**What you have to do**
All of the records below are to be output exactly; no image belongs in the result.

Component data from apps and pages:
• • • • •
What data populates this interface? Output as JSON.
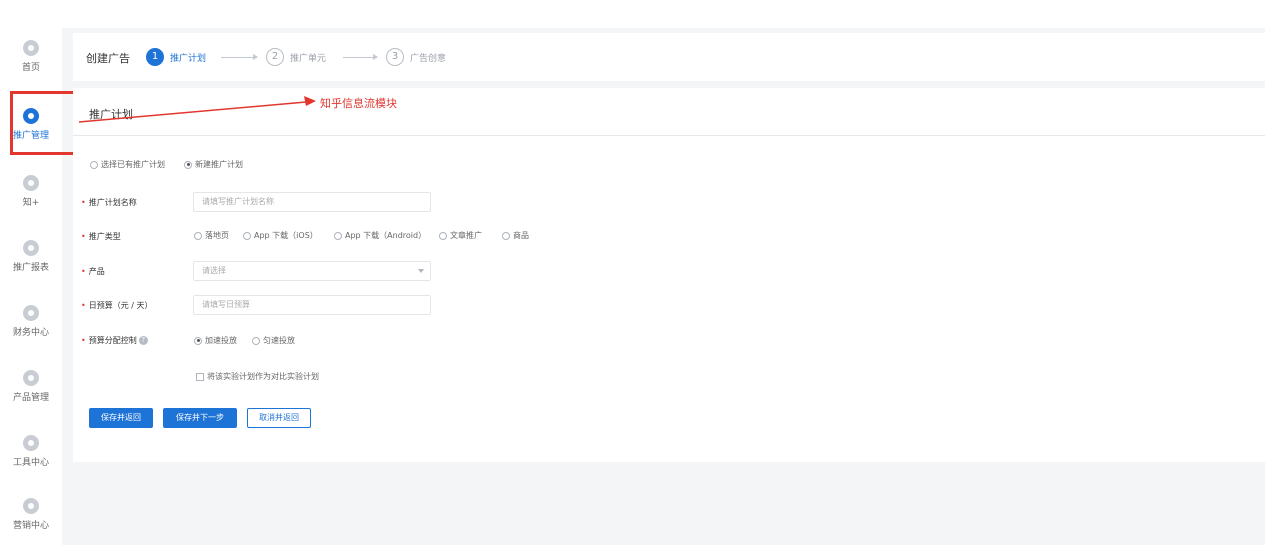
{
  "sidebar": {
    "items": [
      {
        "label": "首页",
        "icon": "home-icon",
        "active": false
      },
      {
        "label": "推广管理",
        "icon": "promotion-icon",
        "active": true
      },
      {
        "label": "知+",
        "icon": "zhiplus-icon",
        "active": false
      },
      {
        "label": "推广报表",
        "icon": "report-icon",
        "active": false
      },
      {
        "label": "财务中心",
        "icon": "finance-icon",
        "active": false
      },
      {
        "label": "产品管理",
        "icon": "product-icon",
        "active": false
      },
      {
        "label": "工具中心",
        "icon": "tools-icon",
        "active": false
      },
      {
        "label": "营销中心",
        "icon": "marketing-icon",
        "active": false
      }
    ]
  },
  "steps": {
    "title": "创建广告",
    "items": [
      {
        "num": "1",
        "label": "推广计划",
        "active": true
      },
      {
        "num": "2",
        "label": "推广单元",
        "active": false
      },
      {
        "num": "3",
        "label": "广告创意",
        "active": false
      }
    ]
  },
  "annotation": "知乎信息流模块",
  "panel": {
    "title": "推广计划",
    "plan_mode": {
      "options": [
        "选择已有推广计划",
        "新建推广计划"
      ],
      "selected": "新建推广计划"
    },
    "fields": {
      "plan_name": {
        "label": "推广计划名称",
        "placeholder": "请填写推广计划名称"
      },
      "promo_type": {
        "label": "推广类型",
        "options": [
          "落地页",
          "App 下载（iOS）",
          "App 下载（Android）",
          "文章推广",
          "商品"
        ]
      },
      "product": {
        "label": "产品",
        "placeholder": "请选择"
      },
      "daily_budget": {
        "label": "日预算（元 / 天）",
        "placeholder": "请填写日预算"
      },
      "budget_control": {
        "label": "预算分配控制",
        "options": [
          "加速投放",
          "匀速投放"
        ],
        "selected": "加速投放"
      },
      "experiment_checkbox": {
        "label": "将该实验计划作为对比实验计划"
      }
    },
    "buttons": {
      "save_return": "保存并返回",
      "save_next": "保存并下一步",
      "cancel_return": "取消并返回"
    }
  },
  "colors": {
    "accent": "#1e73d6",
    "highlight": "#e2362f",
    "background": "#f4f5f7"
  }
}
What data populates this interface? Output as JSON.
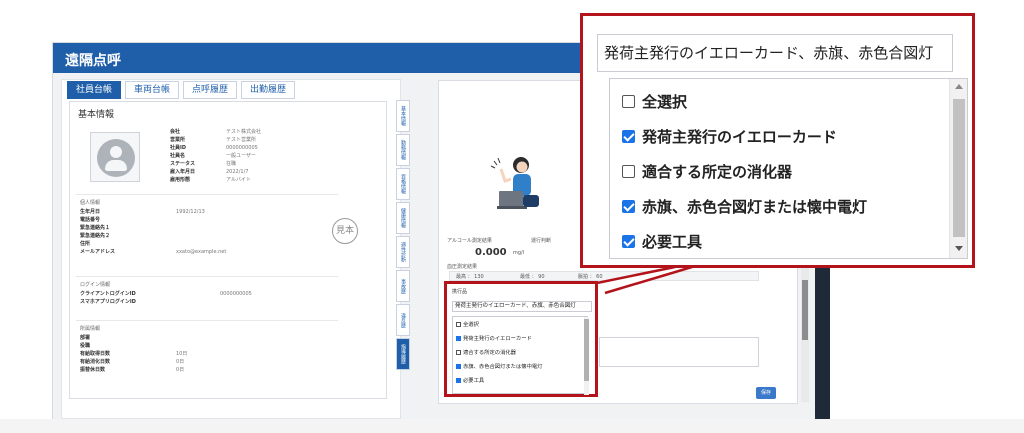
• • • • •
**Solution**
What data populates this interface? Output as JSON.
{
  "sidebar": {
    "items": [
      {
        "label": "首页",
        "icon": "home-icon",
        "active": false
      },
      {
        "label": "推广管理",
        "icon": "promotion-icon",
        "active": true
      },
      {
        "label": "知+",
        "icon": "zhiplus-icon",
        "active": false
      },
      {
        "label": "推广报表",
        "icon": "report-icon",
        "active": false
      },
      {
        "label": "财务中心",
        "icon": "finance-icon",
        "active": false
      },
      {
        "label": "产品管理",
        "icon": "product-icon",
        "active": false
      },
      {
        "label": "工具中心",
        "icon": "tools-icon",
        "active": false
      },
      {
        "label": "营销中心",
        "icon": "marketing-icon",
        "active": false
      }
    ]
  },
  "steps": {
    "title": "创建广告",
    "items": [
      {
        "num": "1",
        "label": "推广计划",
        "active": true
      },
      {
        "num": "2",
        "label": "推广单元",
        "active": false
      },
      {
        "num": "3",
        "label": "广告创意",
        "active": false
      }
    ]
  },
  "annotation": "知乎信息流模块",
  "panel": {
    "title": "推广计划",
    "plan_mode": {
      "options": [
        "选择已有推广计划",
        "新建推广计划"
      ],
      "selected": "新建推广计划"
    },
    "fields": {
      "plan_name": {
        "label": "推广计划名称",
        "placeholder": "请填写推广计划名称"
      },
      "promo_type": {
        "label": "推广类型",
        "options": [
          "落地页",
          "App 下载（iOS）",
          "App 下载（Android）",
          "文章推广",
          "商品"
        ]
      },
      "product": {
        "label": "产品",
        "placeholder": "请选择"
      },
      "daily_budget": {
        "label": "日预算（元 / 天）",
        "placeholder": "请填写日预算"
      },
      "budget_control": {
        "label": "预算分配控制",
        "options": [
          "加速投放",
          "匀速投放"
        ],
        "selected": "加速投放"
      },
      "experiment_checkbox": {
        "label": "将该实验计划作为对比实验计划"
      }
    },
    "buttons": {
      "save_return": "保存并返回",
      "save_next": "保存并下一步",
      "cancel_return": "取消并返回"
    }
  },
  "colors": {
    "accent": "#1e73d6",
    "highlight": "#e2362f",
    "background": "#f4f5f7"
  }
}
What data populates this interface? Output as JSON.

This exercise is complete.